[App and web page records]
————
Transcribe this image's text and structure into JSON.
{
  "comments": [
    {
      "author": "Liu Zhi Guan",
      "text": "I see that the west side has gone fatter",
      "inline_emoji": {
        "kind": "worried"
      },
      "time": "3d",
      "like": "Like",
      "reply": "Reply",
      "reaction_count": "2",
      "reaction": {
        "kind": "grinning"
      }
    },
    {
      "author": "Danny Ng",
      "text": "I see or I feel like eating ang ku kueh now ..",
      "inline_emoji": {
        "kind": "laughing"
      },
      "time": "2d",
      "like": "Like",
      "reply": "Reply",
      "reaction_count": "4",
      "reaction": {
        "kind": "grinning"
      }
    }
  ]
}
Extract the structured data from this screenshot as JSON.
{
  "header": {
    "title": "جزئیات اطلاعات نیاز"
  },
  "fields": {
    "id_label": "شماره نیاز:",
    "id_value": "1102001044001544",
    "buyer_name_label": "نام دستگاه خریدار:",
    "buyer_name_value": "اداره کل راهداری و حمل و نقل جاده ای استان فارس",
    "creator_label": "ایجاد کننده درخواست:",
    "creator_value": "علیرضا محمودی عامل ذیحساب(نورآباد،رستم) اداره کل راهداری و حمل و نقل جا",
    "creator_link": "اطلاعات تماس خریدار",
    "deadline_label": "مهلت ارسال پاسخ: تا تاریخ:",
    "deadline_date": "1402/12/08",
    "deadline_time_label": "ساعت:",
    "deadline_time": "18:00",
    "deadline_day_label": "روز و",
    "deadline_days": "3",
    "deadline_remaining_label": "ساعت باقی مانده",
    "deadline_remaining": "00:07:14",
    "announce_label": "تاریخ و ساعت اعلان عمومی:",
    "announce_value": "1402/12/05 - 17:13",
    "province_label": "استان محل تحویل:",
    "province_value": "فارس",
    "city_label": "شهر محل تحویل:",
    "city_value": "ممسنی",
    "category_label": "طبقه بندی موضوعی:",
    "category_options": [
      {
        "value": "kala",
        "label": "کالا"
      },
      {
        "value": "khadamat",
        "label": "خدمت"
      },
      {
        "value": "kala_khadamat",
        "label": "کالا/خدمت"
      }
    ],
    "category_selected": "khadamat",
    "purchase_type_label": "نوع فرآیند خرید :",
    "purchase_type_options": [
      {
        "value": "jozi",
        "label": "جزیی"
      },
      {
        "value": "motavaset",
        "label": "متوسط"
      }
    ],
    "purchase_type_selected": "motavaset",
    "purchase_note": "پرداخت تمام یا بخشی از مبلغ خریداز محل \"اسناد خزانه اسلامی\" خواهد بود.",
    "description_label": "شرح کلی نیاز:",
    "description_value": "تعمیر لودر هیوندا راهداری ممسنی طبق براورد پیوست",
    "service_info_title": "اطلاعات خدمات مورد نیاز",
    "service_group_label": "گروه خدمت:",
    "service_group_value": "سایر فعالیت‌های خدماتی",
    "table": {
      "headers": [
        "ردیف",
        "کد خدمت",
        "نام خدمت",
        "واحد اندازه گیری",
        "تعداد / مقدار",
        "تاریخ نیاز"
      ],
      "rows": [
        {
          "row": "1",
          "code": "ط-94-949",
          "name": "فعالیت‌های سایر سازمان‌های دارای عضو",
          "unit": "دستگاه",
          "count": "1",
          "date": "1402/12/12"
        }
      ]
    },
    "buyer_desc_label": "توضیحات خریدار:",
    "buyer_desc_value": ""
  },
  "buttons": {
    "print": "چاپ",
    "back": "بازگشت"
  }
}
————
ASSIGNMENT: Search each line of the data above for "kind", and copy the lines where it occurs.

SOLUTION TO THIS PROBLEM:
        "kind": "worried"
        "kind": "grinning"
        "kind": "laughing"
        "kind": "grinning"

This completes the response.